To the general populace, talk might be considered cheap, but to new Sacramento Kings minority owner Shaquille O’Neal, talk is invaluable. O’Neal plans on using conversations with Kings center DeMarcus Cousins as part of his plan to hone the 23-year-old’s game.
Early in his career, O’Neal was lauded for his ability to dominate the box scores, but denigrated for his inability to win a championship. O’Neal cited sporadic conversations with Hall of Famers as the secret ingredient that finally helped him win three championships with the Los Angeles Lakers and one with the Miami Heat.
“I was putting up big numbers and couldn't win anything,” O’Neal told USA Today Sports. We'd get swept by Utah every year, and then all it took was one or two conversations. One time I heard Larry Bird say, 'You're the greatest big man ever.’ It's just conversations. We're going to have nice, light-hearted conversations. I'm going to teach him one or two things that I think he can do better.”
Now a legend in his own right, O’Neal hopes to mentor the talented, but enigmatic Cousins as he enters his fourth season in the NBA. Cousins has a chockfull of talent that could make him one of the premiere centers in the league, but his focus could certainly use some fine-tuning—last season, the Kings imposed a two-day suspension on Cousins for conduct detrimental to the team.
With Shaq taking Cousins under his wing, it could give him that extra mental push and drive to be great. Cousins has all the physical tools, but O’Neal wants to impart the knowledge that will equip him with the intangibles.
"I'm not going to try to change his game—I like his game,” said O’Neal. But he's the leader on our team, so I'll talk to him about leadership and good examples. I'll talk to him about doing things a certain way and doing things consistent. First thing I'm going to say to him is, 'How many points do you want to average?' And hopefully he says 26 or 27, and I'm going to show him an easy way of how to get that and get it every night and expect it and want it and go for that every night. And then I'll also have a conversation with him about how to make his teammates better.”
As a member of the Lakers, O’Neal was bitter Western Conference rivals with the Kings in the early 2000s, going as far as calling them the “Queens” during the height of the rivalry. Now as a minority owner, O’Neal hopes he can help turn Sacramento back into the playoff contenders that he remembers.

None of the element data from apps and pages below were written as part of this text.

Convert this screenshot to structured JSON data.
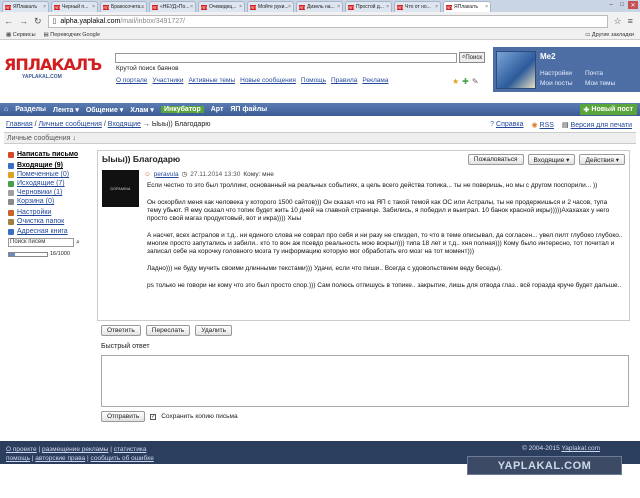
{
  "browser": {
    "tabs": [
      "ЯПлакалъ",
      "Черный п...",
      "Бракосочета...",
      "«НЕУД»По...",
      "Очевидец...",
      "Мойте руки...",
      "Дизель на...",
      "Простой д...",
      "Что от но...",
      "ЯПлакалъ"
    ],
    "active_tab": 9,
    "url_domain": "alpha.yaplakal.com",
    "url_path": "/mail/inbox/3491727/",
    "bookmarks": [
      "Сервисы",
      "Переводчик Google"
    ],
    "bookmarks_right": "Другие закладки"
  },
  "header": {
    "logo": "ЯПЛАКАЛЪ",
    "logo_sub": "YAPLAKAL.COM",
    "search_button": "Поиск",
    "search_hint": "Крутой поиск баянов",
    "nav": [
      "О портале",
      "Участники",
      "Активные темы",
      "Новые сообщения",
      "Помощь",
      "Правила",
      "Реклама"
    ],
    "user": {
      "name": "Me2",
      "links": [
        "Настройки",
        "Почта",
        "Мои посты",
        "Мои темы"
      ]
    }
  },
  "menubar": {
    "items": [
      "Разделы",
      "Лента ▾",
      "Общение ▾",
      "Хлам ▾",
      "Инкубатор",
      "Арт",
      "ЯП файлы"
    ],
    "new_post": "Новый пост"
  },
  "breadcrumb": {
    "items": [
      "Главная",
      "Личные сообщения",
      "Входящие"
    ],
    "current": "Ыыы)) Благодарю",
    "right": [
      "Справка",
      "RSS",
      "Версия для печати"
    ]
  },
  "section_title": "Личные сообщения ↓",
  "sidebar": {
    "compose": "Написать письмо",
    "folders": [
      {
        "label": "Входящие (9)",
        "color": "#3a6fc4",
        "bold": true
      },
      {
        "label": "Помеченные (0)",
        "color": "#e0a020",
        "bold": false
      },
      {
        "label": "Исходящие (7)",
        "color": "#4aa04a",
        "bold": false
      },
      {
        "label": "Черновики (1)",
        "color": "#a0a0a0",
        "bold": false
      },
      {
        "label": "Корзина (0)",
        "color": "#8a8a8a",
        "bold": false
      }
    ],
    "settings": "Настройки",
    "clear": "Очистка папок",
    "address_book": "Адресная книга",
    "search_placeholder": "Поиск писем",
    "quota_value": 0.16,
    "quota_text": "16/1000"
  },
  "message": {
    "subject": "Ыыы)) Благодарю",
    "buttons": [
      "Пожаловаться",
      "Входящие ▾",
      "Действия ▾"
    ],
    "avatar_text": "DOPAMINA",
    "sender": "peravula",
    "date": "27.11.2014 13:30",
    "to": "Кому: мне",
    "paragraphs": [
      "Если честно то это был троллинг, основанный на реальных событиях, а цель всего действа топика... ты не поверишь, но мы с другом поспорили... ))",
      "Он оскорбил меня как человека у которого 1500 сайтов))) Он сказал что на ЯП с такой темой как ОС или Астралы, ты не продержишься и 2 часов, тупа тему убьют. Я ему сказал что топик будет жить 10 дней на главной странице. Забились, я победил и выиграл. 10 банок красной икры)))))Ахахахах у него просто свой магаз продуктовый, вот и икра)))) Хыы",
      "А насчет, всех астралов и т.д.. ни единого слова не соврал про себя и ни разу не спиздел, то что в теме описывал, да согласен... увел пилт глубоко глубоко.. многие просто запутались и забили.. кто то вон аж псевдо реальность мою вскрыл))) типа 18 лет и т.д.. хня полная))) Кому было интересно, тот почитал и записал себе на корочку головного мозга ту информацию которую мог обработать его мозг на тот момент)))",
      "Ладно))) не буду мучить своими длинными текстами))) Удачи, если что пиши.. Всегда с удовольствием веду беседы).",
      "ps только не говори ни кому что это был просто спор.))) Сам полюсь отпишусь в топике.. закрытие, лишь для отвода глаз.. всё горазда круче будет дальше.."
    ],
    "actions": [
      "Ответить",
      "Переслать",
      "Удалить"
    ]
  },
  "quick_reply": {
    "title": "Быстрый ответ",
    "send": "Отправить",
    "save_copy": "Сохранить копию письма"
  },
  "footer": {
    "links_row1": [
      "О проекте",
      "размещение рекламы",
      "статистика"
    ],
    "links_row2": [
      "помощь",
      "авторские права",
      "сообщить об ошибке"
    ],
    "copyright": "© 2004-2015",
    "site": "Yaplakal.com",
    "watermark": "YAPLAKAL.COM"
  }
}
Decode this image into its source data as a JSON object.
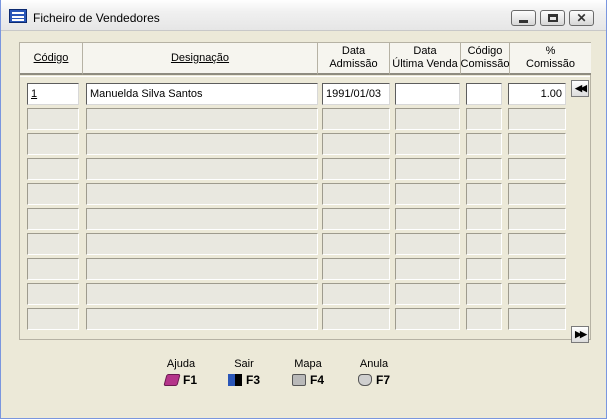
{
  "window": {
    "title": "Ficheiro de Vendedores"
  },
  "grid": {
    "columns": [
      {
        "label": "Código",
        "label2": ""
      },
      {
        "label": "Designação",
        "label2": ""
      },
      {
        "label": "Data",
        "label2": "Admissão"
      },
      {
        "label": "Data",
        "label2": "Última Venda"
      },
      {
        "label": "Código",
        "label2": "Comissão"
      },
      {
        "label": "%",
        "label2": "Comissão"
      }
    ],
    "rows": [
      {
        "codigo": "1",
        "designacao": "Manuelda Silva Santos",
        "data_admissao": "1991/01/03",
        "data_ultima_venda": "",
        "codigo_comissao": "",
        "pct_comissao": "1.00"
      },
      {
        "codigo": "",
        "designacao": "",
        "data_admissao": "",
        "data_ultima_venda": "",
        "codigo_comissao": "",
        "pct_comissao": ""
      },
      {
        "codigo": "",
        "designacao": "",
        "data_admissao": "",
        "data_ultima_venda": "",
        "codigo_comissao": "",
        "pct_comissao": ""
      },
      {
        "codigo": "",
        "designacao": "",
        "data_admissao": "",
        "data_ultima_venda": "",
        "codigo_comissao": "",
        "pct_comissao": ""
      },
      {
        "codigo": "",
        "designacao": "",
        "data_admissao": "",
        "data_ultima_venda": "",
        "codigo_comissao": "",
        "pct_comissao": ""
      },
      {
        "codigo": "",
        "designacao": "",
        "data_admissao": "",
        "data_ultima_venda": "",
        "codigo_comissao": "",
        "pct_comissao": ""
      },
      {
        "codigo": "",
        "designacao": "",
        "data_admissao": "",
        "data_ultima_venda": "",
        "codigo_comissao": "",
        "pct_comissao": ""
      },
      {
        "codigo": "",
        "designacao": "",
        "data_admissao": "",
        "data_ultima_venda": "",
        "codigo_comissao": "",
        "pct_comissao": ""
      },
      {
        "codigo": "",
        "designacao": "",
        "data_admissao": "",
        "data_ultima_venda": "",
        "codigo_comissao": "",
        "pct_comissao": ""
      },
      {
        "codigo": "",
        "designacao": "",
        "data_admissao": "",
        "data_ultima_venda": "",
        "codigo_comissao": "",
        "pct_comissao": ""
      }
    ],
    "nav": {
      "top_icon": "rewind-icon",
      "bottom_icon": "fast-forward-icon"
    }
  },
  "function_keys": [
    {
      "label": "Ajuda",
      "key": "F1",
      "icon": "book-icon"
    },
    {
      "label": "Sair",
      "key": "F3",
      "icon": "exit-door-icon"
    },
    {
      "label": "Mapa",
      "key": "F4",
      "icon": "printer-icon"
    },
    {
      "label": "Anula",
      "key": "F7",
      "icon": "trash-icon"
    }
  ],
  "colors": {
    "window_bg": "#ece9d8",
    "cell_bg": "#e9e8e0",
    "active_cell_bg": "#ffffff"
  }
}
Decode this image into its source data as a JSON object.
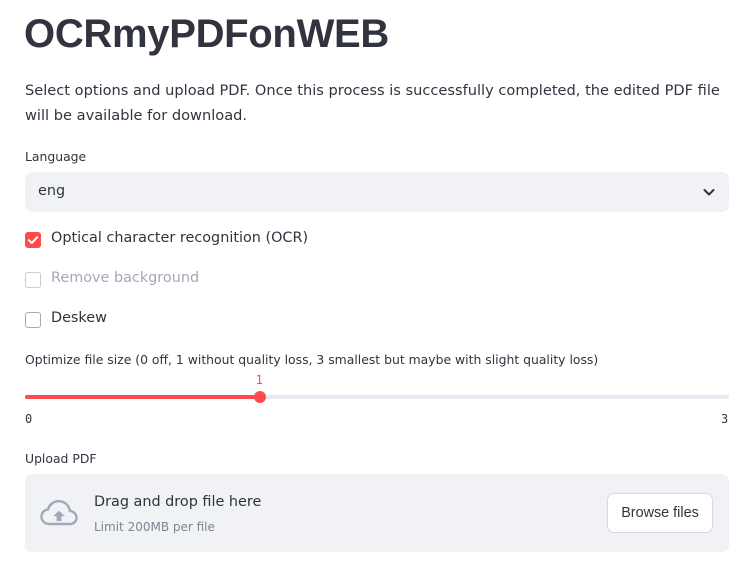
{
  "app": {
    "title": "OCRmyPDFonWEB",
    "intro": "Select options and upload PDF. Once this process is successfully completed, the edited PDF file will be available for download."
  },
  "language": {
    "label": "Language",
    "selected": "eng",
    "icon": "chevron-down-icon"
  },
  "options": {
    "ocr": {
      "label": "Optical character recognition (OCR)",
      "checked": true,
      "disabled": false
    },
    "remove_background": {
      "label": "Remove background",
      "checked": false,
      "disabled": true
    },
    "deskew": {
      "label": "Deskew",
      "checked": false,
      "disabled": false
    }
  },
  "optimize": {
    "label": "Optimize file size (0 off, 1 without quality loss, 3 smallest but maybe with slight quality loss)",
    "value": 1,
    "value_label": "1",
    "min": 0,
    "max": 3,
    "min_label": "0",
    "max_label": "3"
  },
  "upload": {
    "label": "Upload PDF",
    "drop_text": "Drag and drop file here",
    "limit_text": "Limit 200MB per file",
    "browse_label": "Browse files",
    "icon": "cloud-upload-icon"
  },
  "colors": {
    "accent": "#ff4b4b",
    "text": "#31333f",
    "widget_bg": "#f0f2f6",
    "muted": "#a3a8b8"
  }
}
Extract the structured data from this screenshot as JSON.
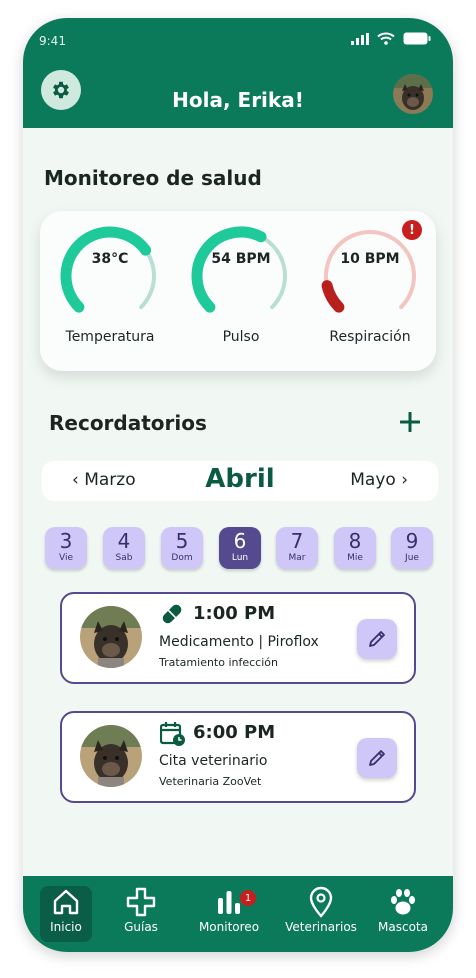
{
  "status_bar": {
    "time": "9:41"
  },
  "header": {
    "greeting": "Hola, Erika!"
  },
  "health": {
    "title": "Monitoreo de salud",
    "gauges": [
      {
        "value": "38°C",
        "label": "Temperatura",
        "level": 0.7,
        "color": "#1ec99a",
        "track": "#b8dfcf"
      },
      {
        "value": "54 BPM",
        "label": "Pulso",
        "level": 0.6,
        "color": "#1ec99a",
        "track": "#b8dfcf"
      },
      {
        "value": "10 BPM",
        "label": "Respiración",
        "level": 0.12,
        "color": "#b8201e",
        "track": "#f4c4c0",
        "alert": "!"
      }
    ]
  },
  "reminders": {
    "title": "Recordatorios",
    "add_label": "+",
    "months": {
      "prev": "‹ Marzo",
      "current": "Abril",
      "next": "Mayo ›"
    },
    "days": [
      {
        "num": "3",
        "name": "Vie"
      },
      {
        "num": "4",
        "name": "Sab"
      },
      {
        "num": "5",
        "name": "Dom"
      },
      {
        "num": "6",
        "name": "Lun",
        "active": true
      },
      {
        "num": "7",
        "name": "Mar"
      },
      {
        "num": "8",
        "name": "Mie"
      },
      {
        "num": "9",
        "name": "Jue"
      }
    ],
    "items": [
      {
        "icon": "pill-icon",
        "time": "1:00 PM",
        "title": "Medicamento | Piroflox",
        "subtitle": "Tratamiento infección"
      },
      {
        "icon": "calendar-clock-icon",
        "time": "6:00 PM",
        "title": "Cita veterinario",
        "subtitle": "Veterinaria ZooVet"
      }
    ]
  },
  "nav": [
    {
      "label": "Inicio",
      "icon": "home-icon",
      "active": true
    },
    {
      "label": "Guías",
      "icon": "cross-icon"
    },
    {
      "label": "Monitoreo",
      "icon": "bar-chart-icon",
      "badge": "1"
    },
    {
      "label": "Veterinarios",
      "icon": "location-pin-icon"
    },
    {
      "label": "Mascota",
      "icon": "paw-icon"
    }
  ],
  "colors": {
    "primary": "#0b7a5a",
    "accent": "#554a8f",
    "accent_light": "#cfc7f7",
    "alert": "#c81e1e"
  }
}
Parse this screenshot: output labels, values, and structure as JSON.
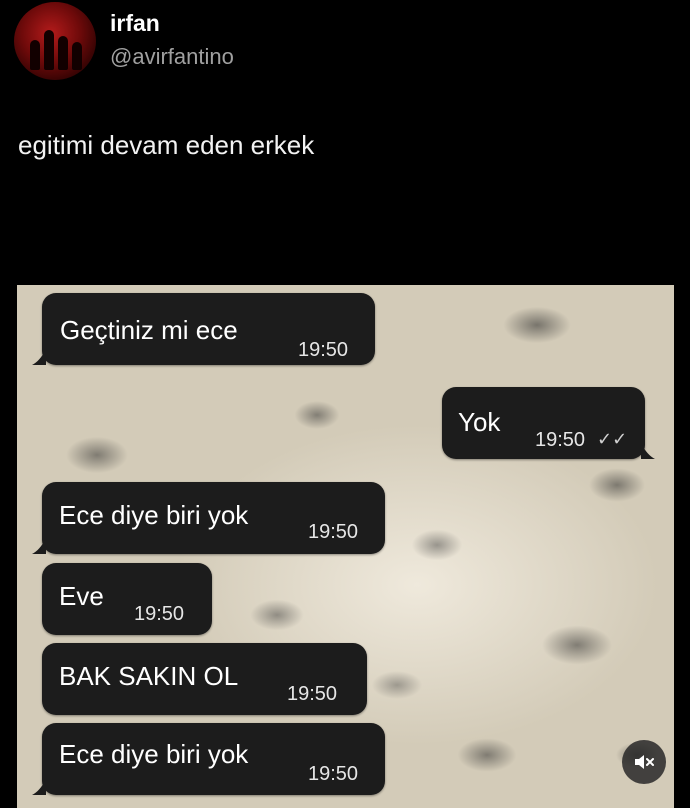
{
  "author": {
    "name": "irfan",
    "handle": "@avirfantino"
  },
  "tweet": {
    "text": "egitimi devam eden erkek"
  },
  "chat": {
    "messages": [
      {
        "direction": "incoming",
        "text": "Geçtiniz mi ece",
        "time": "19:50"
      },
      {
        "direction": "outgoing",
        "text": "Yok",
        "time": "19:50",
        "status_icon": "double-check-icon"
      },
      {
        "direction": "incoming",
        "text": "Ece diye biri yok",
        "time": "19:50"
      },
      {
        "direction": "incoming",
        "text": "Eve",
        "time": "19:50"
      },
      {
        "direction": "incoming",
        "text": "BAK SAKIN OL",
        "time": "19:50"
      },
      {
        "direction": "incoming",
        "text": "Ece diye biri yok",
        "time": "19:50"
      }
    ]
  },
  "media_controls": {
    "mute_icon": "speaker-muted-icon"
  },
  "colors": {
    "background": "#000000",
    "bubble": "#1c1c1c",
    "handle_gray": "#a0a0a0"
  }
}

“I would like to see Sacramento back where it used to be," said O’Neal.